RealTime IT News

BlackBerry to Go to China

Like many U.S. electronics makers, Research In Motion has had its eyes set on China's massive market for digital devices. Now, through a deal with Hong Kong-based Digital China Holdings Limited, the BlackBerry maker could get its wish.

The two companies today announced a distribution deal under which Digital China -- a unit of Lenovo parent Legend Holdings -- would distribute RIM's (NASDAQ: RIMM) BlackBerry devices in China, using its nationwide distribution network.

Up for grabs is a share of the country's staggering electronics market, with more than 710 million mobile users alone, according to statistics released in October by China's Ministry of Industry and Information. Now Digital China, a major IT services provider and distributor, is aiming to deliver a chunk of the nation's wireless consumers and businesses to RIM.

"Digital China has always believed in advanced and cutting-edge products that deliver value to Chinese customers," Digital China Chairman and CEO Guo Wei said in a statement. "Through this collaboration, RIM will leverage Digital China’s proven professional services and nationwide coverage to reach more customers and to increase the visibility of the BlackBerry solution across the country."

It's unclear which BlackBerry devices are to be covered under the deal.

While striking an arrangement for distribution in China is a major victory for any U.S. electronics vendor, it doesn't mean the battle's over.
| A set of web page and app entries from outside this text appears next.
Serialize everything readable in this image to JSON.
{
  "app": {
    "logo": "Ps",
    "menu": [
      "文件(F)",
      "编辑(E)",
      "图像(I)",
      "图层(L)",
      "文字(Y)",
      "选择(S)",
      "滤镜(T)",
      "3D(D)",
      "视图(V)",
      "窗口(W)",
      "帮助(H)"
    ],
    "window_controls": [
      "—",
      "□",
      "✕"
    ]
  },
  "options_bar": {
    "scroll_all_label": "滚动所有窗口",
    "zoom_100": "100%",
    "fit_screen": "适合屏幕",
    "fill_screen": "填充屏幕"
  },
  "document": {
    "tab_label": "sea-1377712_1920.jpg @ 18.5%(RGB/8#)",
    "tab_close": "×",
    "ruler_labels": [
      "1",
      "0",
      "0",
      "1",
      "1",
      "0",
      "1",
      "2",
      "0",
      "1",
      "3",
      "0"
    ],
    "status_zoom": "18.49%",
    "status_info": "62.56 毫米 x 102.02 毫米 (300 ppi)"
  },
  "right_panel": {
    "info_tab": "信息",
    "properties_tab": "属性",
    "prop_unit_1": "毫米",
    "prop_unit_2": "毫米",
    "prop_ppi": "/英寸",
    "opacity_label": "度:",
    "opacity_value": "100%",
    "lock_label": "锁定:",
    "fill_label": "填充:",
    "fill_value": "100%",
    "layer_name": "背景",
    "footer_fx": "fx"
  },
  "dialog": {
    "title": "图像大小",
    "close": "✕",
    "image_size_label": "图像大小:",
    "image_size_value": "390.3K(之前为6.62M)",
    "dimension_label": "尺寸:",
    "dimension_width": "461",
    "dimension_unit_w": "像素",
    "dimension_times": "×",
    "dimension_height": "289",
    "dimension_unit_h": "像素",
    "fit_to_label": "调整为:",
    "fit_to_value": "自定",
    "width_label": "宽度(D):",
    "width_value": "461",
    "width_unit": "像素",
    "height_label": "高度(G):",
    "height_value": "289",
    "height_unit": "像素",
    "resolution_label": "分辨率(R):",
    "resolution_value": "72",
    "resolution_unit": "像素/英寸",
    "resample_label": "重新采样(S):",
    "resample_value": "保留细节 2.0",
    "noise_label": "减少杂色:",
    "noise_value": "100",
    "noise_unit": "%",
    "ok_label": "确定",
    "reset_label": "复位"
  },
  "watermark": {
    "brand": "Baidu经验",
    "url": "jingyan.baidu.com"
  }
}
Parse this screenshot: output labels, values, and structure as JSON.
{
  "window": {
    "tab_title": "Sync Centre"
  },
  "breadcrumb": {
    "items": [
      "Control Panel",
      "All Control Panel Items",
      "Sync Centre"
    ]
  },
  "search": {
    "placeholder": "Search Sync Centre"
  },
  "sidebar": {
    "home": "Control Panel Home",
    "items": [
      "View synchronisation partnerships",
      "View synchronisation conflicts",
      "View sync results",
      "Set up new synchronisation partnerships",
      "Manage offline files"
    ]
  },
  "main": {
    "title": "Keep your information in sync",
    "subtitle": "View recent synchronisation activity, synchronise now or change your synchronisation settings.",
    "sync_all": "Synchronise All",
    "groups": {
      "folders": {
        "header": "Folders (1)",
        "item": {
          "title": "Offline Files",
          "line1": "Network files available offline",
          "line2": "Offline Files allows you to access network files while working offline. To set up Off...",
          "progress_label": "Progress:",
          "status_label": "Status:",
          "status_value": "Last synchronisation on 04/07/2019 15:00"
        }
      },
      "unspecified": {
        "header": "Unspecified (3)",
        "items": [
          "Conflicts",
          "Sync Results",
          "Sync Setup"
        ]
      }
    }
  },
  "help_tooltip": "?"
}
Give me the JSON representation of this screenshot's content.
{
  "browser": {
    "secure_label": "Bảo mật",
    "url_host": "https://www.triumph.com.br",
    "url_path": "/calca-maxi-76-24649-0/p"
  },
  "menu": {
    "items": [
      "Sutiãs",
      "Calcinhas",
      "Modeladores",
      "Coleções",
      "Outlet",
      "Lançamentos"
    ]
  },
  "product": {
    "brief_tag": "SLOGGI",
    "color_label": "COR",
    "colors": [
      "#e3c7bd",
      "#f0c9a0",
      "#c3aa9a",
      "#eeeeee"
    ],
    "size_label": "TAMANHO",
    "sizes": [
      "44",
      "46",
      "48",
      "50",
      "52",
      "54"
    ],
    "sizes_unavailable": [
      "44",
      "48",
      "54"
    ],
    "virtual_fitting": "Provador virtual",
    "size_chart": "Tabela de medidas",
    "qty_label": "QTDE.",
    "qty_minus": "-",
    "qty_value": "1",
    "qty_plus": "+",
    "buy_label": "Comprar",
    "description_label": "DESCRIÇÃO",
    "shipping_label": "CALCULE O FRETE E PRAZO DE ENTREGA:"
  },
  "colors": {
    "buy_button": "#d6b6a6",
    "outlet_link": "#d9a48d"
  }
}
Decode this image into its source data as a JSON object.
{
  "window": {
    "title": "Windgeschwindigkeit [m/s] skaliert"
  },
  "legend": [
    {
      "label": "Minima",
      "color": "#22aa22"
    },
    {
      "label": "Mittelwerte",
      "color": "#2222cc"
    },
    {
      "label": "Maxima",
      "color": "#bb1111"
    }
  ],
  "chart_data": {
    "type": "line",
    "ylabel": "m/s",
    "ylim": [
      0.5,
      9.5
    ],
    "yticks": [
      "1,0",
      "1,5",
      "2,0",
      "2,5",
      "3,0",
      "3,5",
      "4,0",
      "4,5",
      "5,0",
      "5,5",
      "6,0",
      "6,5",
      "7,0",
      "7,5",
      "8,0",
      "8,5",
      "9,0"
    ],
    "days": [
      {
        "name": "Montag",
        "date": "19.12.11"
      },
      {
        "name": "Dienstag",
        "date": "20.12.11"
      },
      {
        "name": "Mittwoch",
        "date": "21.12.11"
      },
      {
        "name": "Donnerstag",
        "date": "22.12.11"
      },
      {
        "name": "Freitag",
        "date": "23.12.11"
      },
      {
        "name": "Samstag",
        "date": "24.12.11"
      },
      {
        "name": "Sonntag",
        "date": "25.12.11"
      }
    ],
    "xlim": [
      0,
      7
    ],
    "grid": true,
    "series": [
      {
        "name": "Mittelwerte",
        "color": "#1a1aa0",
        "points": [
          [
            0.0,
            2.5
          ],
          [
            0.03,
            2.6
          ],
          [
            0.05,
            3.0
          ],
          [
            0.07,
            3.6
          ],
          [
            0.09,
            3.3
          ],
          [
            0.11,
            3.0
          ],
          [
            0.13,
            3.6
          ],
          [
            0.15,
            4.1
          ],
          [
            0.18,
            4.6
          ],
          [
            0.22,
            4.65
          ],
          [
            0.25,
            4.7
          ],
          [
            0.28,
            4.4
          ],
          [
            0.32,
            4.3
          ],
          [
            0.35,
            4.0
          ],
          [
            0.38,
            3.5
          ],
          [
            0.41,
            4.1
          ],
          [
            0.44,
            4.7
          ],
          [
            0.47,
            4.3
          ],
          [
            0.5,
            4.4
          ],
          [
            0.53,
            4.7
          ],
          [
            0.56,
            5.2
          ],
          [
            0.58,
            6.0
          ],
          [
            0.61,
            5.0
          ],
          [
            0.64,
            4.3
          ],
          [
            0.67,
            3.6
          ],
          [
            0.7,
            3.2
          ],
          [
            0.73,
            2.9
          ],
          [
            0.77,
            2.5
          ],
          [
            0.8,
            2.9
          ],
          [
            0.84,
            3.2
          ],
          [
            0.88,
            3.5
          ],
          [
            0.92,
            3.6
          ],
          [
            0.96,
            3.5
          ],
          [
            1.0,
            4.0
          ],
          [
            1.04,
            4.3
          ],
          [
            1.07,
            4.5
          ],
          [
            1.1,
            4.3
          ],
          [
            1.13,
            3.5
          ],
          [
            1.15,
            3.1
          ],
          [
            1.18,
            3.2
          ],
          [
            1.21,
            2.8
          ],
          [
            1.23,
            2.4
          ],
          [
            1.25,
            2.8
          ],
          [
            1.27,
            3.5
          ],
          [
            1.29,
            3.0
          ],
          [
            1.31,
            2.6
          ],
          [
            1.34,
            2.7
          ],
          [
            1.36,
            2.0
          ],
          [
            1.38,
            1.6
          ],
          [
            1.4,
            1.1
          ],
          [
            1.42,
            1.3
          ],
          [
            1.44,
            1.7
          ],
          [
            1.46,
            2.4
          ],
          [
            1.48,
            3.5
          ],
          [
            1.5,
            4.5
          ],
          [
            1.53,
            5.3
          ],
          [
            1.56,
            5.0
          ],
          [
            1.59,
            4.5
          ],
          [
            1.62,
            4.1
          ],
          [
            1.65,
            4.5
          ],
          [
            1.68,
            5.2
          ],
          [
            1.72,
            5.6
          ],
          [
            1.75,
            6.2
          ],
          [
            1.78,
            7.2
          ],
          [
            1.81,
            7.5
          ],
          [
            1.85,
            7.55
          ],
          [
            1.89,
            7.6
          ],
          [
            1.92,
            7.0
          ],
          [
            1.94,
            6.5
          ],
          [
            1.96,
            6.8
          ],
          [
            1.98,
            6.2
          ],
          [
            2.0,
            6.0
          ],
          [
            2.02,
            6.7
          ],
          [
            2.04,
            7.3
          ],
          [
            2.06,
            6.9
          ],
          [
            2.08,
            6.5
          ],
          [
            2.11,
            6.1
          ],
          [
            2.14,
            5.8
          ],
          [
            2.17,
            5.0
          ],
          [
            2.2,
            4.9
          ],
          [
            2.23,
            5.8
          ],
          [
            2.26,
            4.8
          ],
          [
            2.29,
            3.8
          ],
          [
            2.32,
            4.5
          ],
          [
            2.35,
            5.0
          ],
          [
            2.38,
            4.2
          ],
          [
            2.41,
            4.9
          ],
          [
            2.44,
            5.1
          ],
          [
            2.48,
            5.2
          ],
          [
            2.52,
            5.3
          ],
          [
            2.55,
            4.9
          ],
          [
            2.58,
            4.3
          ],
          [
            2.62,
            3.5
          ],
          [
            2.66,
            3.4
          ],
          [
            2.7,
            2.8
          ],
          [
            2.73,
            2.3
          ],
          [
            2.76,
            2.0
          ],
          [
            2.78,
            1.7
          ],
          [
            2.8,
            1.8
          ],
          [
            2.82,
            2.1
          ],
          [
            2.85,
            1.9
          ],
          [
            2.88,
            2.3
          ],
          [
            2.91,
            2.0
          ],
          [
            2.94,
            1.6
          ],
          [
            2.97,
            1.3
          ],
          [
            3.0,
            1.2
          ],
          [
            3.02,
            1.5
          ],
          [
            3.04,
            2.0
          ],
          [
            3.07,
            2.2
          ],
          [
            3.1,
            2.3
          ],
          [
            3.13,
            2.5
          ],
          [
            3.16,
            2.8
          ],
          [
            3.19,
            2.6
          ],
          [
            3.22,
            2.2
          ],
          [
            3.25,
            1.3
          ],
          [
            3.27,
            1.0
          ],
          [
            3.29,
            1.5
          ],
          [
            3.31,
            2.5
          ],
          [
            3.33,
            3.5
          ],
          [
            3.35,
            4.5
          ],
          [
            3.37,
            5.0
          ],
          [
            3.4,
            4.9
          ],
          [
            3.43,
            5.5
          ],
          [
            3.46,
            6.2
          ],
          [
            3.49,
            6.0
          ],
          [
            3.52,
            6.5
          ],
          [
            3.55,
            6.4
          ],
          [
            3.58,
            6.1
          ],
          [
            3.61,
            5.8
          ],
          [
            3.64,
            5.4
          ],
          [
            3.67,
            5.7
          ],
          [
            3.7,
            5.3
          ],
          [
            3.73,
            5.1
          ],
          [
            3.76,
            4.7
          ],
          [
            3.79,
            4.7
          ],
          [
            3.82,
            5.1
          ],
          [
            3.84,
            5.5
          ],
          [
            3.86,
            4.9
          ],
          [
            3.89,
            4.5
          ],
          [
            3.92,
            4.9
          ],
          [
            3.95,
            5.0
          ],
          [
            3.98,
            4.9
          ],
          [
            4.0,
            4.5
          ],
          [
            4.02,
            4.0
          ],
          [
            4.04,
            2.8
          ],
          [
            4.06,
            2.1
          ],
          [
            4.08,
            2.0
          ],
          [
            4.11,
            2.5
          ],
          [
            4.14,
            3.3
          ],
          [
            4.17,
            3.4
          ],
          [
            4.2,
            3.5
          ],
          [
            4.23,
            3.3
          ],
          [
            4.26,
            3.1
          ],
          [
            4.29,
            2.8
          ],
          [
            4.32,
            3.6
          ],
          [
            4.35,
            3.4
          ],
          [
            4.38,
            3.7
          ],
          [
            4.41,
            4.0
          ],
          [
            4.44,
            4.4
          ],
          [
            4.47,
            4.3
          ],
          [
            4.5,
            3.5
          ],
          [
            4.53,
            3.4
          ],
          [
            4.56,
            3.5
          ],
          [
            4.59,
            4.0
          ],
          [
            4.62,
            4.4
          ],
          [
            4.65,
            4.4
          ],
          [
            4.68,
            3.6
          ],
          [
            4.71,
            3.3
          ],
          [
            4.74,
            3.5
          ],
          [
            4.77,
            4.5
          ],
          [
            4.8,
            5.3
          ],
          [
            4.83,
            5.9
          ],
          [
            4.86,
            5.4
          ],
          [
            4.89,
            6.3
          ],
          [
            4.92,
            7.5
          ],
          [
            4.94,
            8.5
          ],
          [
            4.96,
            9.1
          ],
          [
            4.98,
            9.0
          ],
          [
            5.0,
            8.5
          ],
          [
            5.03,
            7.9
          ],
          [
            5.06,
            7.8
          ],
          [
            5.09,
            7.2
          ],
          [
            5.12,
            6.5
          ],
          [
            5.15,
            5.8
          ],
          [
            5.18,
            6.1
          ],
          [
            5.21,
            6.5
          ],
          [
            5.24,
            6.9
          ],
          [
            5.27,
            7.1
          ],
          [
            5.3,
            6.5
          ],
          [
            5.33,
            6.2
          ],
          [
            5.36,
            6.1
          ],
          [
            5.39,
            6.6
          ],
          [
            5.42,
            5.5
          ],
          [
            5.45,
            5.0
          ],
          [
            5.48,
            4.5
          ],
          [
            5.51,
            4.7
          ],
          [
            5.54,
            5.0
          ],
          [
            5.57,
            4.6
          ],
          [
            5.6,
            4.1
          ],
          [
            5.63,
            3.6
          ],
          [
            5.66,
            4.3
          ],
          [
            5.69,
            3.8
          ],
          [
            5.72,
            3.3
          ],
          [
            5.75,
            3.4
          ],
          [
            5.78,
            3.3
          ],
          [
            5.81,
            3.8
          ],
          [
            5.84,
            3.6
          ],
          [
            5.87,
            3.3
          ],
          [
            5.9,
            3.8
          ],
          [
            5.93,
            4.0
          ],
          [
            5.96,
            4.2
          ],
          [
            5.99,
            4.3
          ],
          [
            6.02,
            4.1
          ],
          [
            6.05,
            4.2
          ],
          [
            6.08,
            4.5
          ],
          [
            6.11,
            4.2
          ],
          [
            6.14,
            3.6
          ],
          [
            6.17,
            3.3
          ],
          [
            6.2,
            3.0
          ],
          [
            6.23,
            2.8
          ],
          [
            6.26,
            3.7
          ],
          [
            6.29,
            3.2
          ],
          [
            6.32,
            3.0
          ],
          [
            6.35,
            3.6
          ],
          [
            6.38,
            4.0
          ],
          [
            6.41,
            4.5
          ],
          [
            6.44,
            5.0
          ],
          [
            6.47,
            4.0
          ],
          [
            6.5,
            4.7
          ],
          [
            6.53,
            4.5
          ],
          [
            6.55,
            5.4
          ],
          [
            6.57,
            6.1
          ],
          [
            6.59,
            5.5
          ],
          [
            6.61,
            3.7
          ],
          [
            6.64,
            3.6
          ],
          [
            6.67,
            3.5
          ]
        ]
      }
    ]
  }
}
Apple, for instance, also recently began selling its iPhone in China through a partnership with local carrier China Unicom, though the effort is still seen as something of an uphill struggle.

For example, Apple (NASDAQ: AAPL) cannot sell the devices with working Wi-Fi connections, limiting their functionality. Additionally, the iPhone may prove unappetizingly expensive for the average Chinese buyer: Without a contract, the device's price tag could range from $730 for the 8GB 3G model to $1,000 for the 32GB iPhone 3G S.

There's also the concern of the country's vast gray market , through which mobile devices can be made and sold outside of authorized channels -- enabling their sellers to skirt taxes, government regulation and other oversight, like quality assurance testing.

And the gray market is growing. Hardware industry researcher iSuppli said Chinese gray market firms will ship 145 million units wireless devices in 2009 -- up 43.6 percent from the previous year.

It's unclear which devices will be covered through Research In Motion's own deal for access to China, and whether any of its Wi-Fi-enabled units will be similarly limited.

Still, Research In Motion is describing its new agreement as a win.

"Business partnerships are an important aspect of RIM's strategy and Digital China's extensive knowledge and market presence will further expand the opportunity for RIM in China," RIM Co-CEO Jim Balsillie said in a statement.